▶ [Supplied records]:
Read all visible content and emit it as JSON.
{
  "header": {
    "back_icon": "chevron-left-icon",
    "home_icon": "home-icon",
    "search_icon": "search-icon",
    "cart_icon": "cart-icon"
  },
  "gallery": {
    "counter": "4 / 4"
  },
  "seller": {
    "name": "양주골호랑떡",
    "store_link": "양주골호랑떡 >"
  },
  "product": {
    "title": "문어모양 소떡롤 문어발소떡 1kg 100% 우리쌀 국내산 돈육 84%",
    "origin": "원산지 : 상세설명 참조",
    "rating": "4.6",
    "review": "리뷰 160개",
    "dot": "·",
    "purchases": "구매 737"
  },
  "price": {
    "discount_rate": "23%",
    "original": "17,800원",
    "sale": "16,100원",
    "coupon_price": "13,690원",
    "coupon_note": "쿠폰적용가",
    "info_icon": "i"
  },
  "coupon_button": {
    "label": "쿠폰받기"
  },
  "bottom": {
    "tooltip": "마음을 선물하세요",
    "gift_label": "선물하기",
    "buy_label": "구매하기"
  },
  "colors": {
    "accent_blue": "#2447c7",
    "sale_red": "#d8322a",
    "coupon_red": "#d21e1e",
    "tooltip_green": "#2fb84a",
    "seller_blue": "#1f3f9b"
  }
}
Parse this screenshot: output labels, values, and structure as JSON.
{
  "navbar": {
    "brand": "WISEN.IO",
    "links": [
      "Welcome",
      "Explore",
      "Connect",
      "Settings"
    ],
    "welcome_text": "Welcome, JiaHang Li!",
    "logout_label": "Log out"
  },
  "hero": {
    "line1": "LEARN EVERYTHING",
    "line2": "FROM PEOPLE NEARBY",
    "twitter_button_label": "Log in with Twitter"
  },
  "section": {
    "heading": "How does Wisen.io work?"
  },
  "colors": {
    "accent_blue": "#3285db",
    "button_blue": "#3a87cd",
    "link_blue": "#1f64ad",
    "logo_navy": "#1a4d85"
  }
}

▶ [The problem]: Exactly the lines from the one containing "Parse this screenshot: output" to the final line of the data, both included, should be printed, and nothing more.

▶ [Written response]:
Parse this screenshot: output labels, values, and structure as JSON.
{
  "navbar": {
    "brand": "WISEN.IO",
    "links": [
      "Welcome",
      "Explore",
      "Connect",
      "Settings"
    ],
    "welcome_text": "Welcome, JiaHang Li!",
    "logout_label": "Log out"
  },
  "hero": {
    "line1": "LEARN EVERYTHING",
    "line2": "FROM PEOPLE NEARBY",
    "twitter_button_label": "Log in with Twitter"
  },
  "section": {
    "heading": "How does Wisen.io work?"
  },
  "colors": {
    "accent_blue": "#3285db",
    "button_blue": "#3a87cd",
    "link_blue": "#1f64ad",
    "logo_navy": "#1a4d85"
  }
}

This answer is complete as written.